From left to right: Vrushali Bokil, Virginia Weis, Kari van Zee, Lauren Dalton and Kate Shay.

Kari van Zee, senior instructor II and lead advisor for the Department of Biochemistry and Biophysics, received the Distinguished Service Award. This award recognizes a faculty, staff member or student whose outstanding contributions helped to support and sustain the quality and effectiveness of our College.

Van Zee has taken on a plethora of roles, both official and behind the scenes. In addition to teaching and advising, she is an undergraduate coordinator, faculty senate member, Biochemistry Club advisor and Genetic Code Expansion Center outreach coordinator. On top of everything she is known for fostering a supportive community environment.

“She is a perfect example to emulate: a good friend, advisor and someone to count on for support; whatever it is, however hard it is, whether you are a student, faculty or even department head, Kari is there to help,” wrote the nominators.

Examples of her dedication include hosting social events to help undergraduate seniors brainstorm for their future, organizing the department Dam Proud Day fundraising event, helping faculty adapt for students with disabilities and coordinating pandemic safety procedures.

Colleagues noted she also dedicates her time to building a positive department culture. Van Zee is the first person to give out her information to new staff members and routinely helps plan community-building events.

“In summary, Kari is the heart of the department in so many ways,” the nominators wrote.

Champion of Science Award

Lori Kayes accepts her award standing next to two other women.

Lori Kayes accepts her award from Interim Dean Vrushali Bokil and Acting Associate Dean for Research and Graduate Studies Virginia Weis.

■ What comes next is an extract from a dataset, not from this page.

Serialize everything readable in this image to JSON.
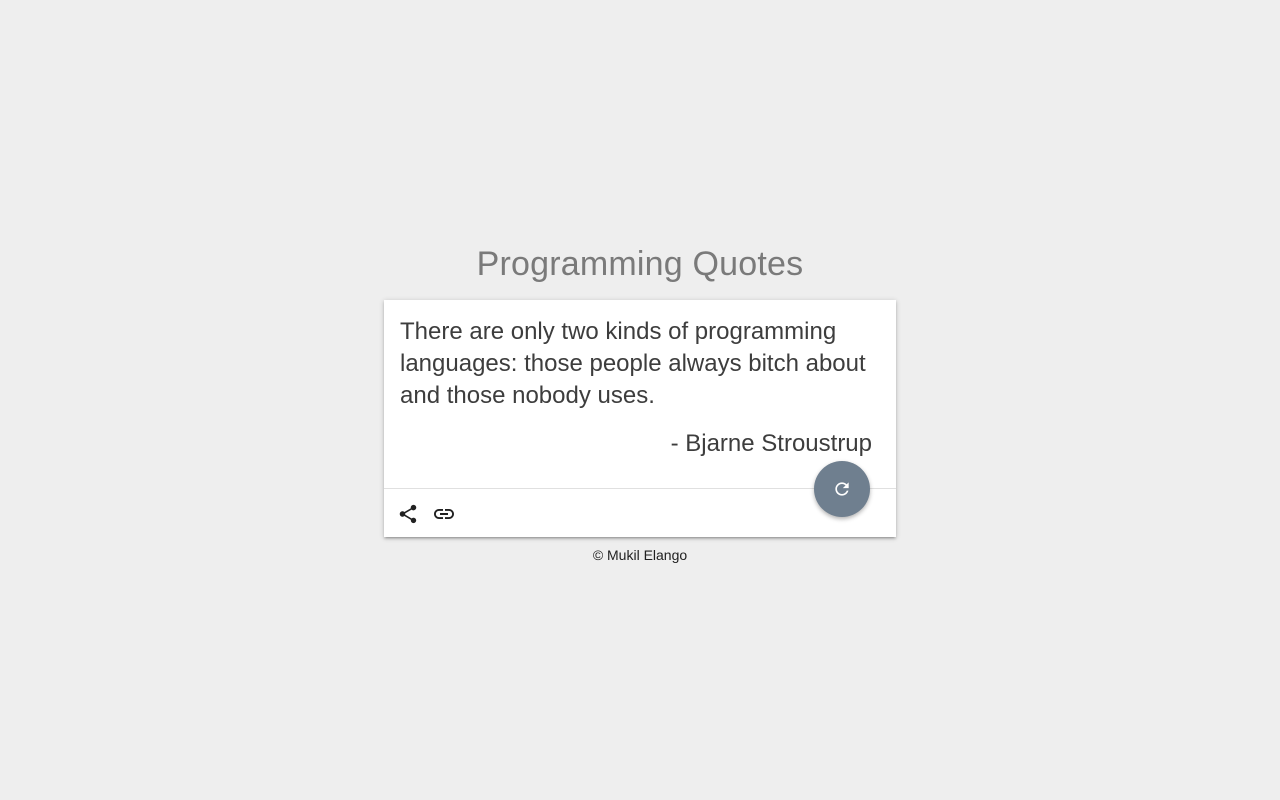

Lori Kayes, Associate Department Head and Senior Instructor II in the Department of Integrative Biology, received The Champion of Science Award. Chosen by the dean, this award recognizes an individual who demonstrates excellence and extra effort that goes above and beyond what is requested. The award is modeled, including its name, after the President's Beaver Champion Award.

Kayes is a champion of student success, equity and community engagement. Throughout her career, she has strongly advocated for inclusivity in STEM courses and promoted active learning and culturally responsive pedagogies at Oregon State. She has tirelessly advocated for adapting education to meet the needs of today’s learners.

Her contributions were pivotal in Oregon State's recent adoption of the new general education curriculum, which focuses on student success. As co-leader of the Baccalaureate Core Reform Committee, she garnered participation across the university to shape a new curriculum that enhances student potential, including those who are historically underserved.

Her devotion to effective teaching is also demonstrated by the Learning Assistants Program. As a founder with Devon Quick and Dennis Bennett, she helped usher in a new era of evidence-based science teaching in large classrooms at OSU. The Learning Assistants play a vital role in helping students learn by implementing engagement and learning exercises in undergraduate STEM classrooms.

Kayes also has been active in the ongoing efforts to increase inclusive excellence in science as co-PI of the five-year $1 million grant from the Howard Hughes Medical Institute, which aims to improve instruction in undergraduate STEM classrooms.

College of Science Industry Partnership Award

Kyriakos Stylianou, a man with a beard.

Kyriakos Stylianou

Assistant Chemistry Professor Kyriakos Stylianou and his colleagues received the College of Science Industry Partnership Award. This award will support their work producing metal-organic frameworks (MOFs) able to capture CO2 followed by its conversion into a mixture of ethanol and methanol, which can be used as an alternative fuel source. This will help lower CO2 levels in the ocean and atmosphere and reduce humanity’s dependency on long-chain hydrocarbon fuels, which are rapidly contributing to global warming. In this project, Stylianou will collaborate with an international energy company, and together, they will discover novel strategies to effectively reduce CO2 emissions with MOFs.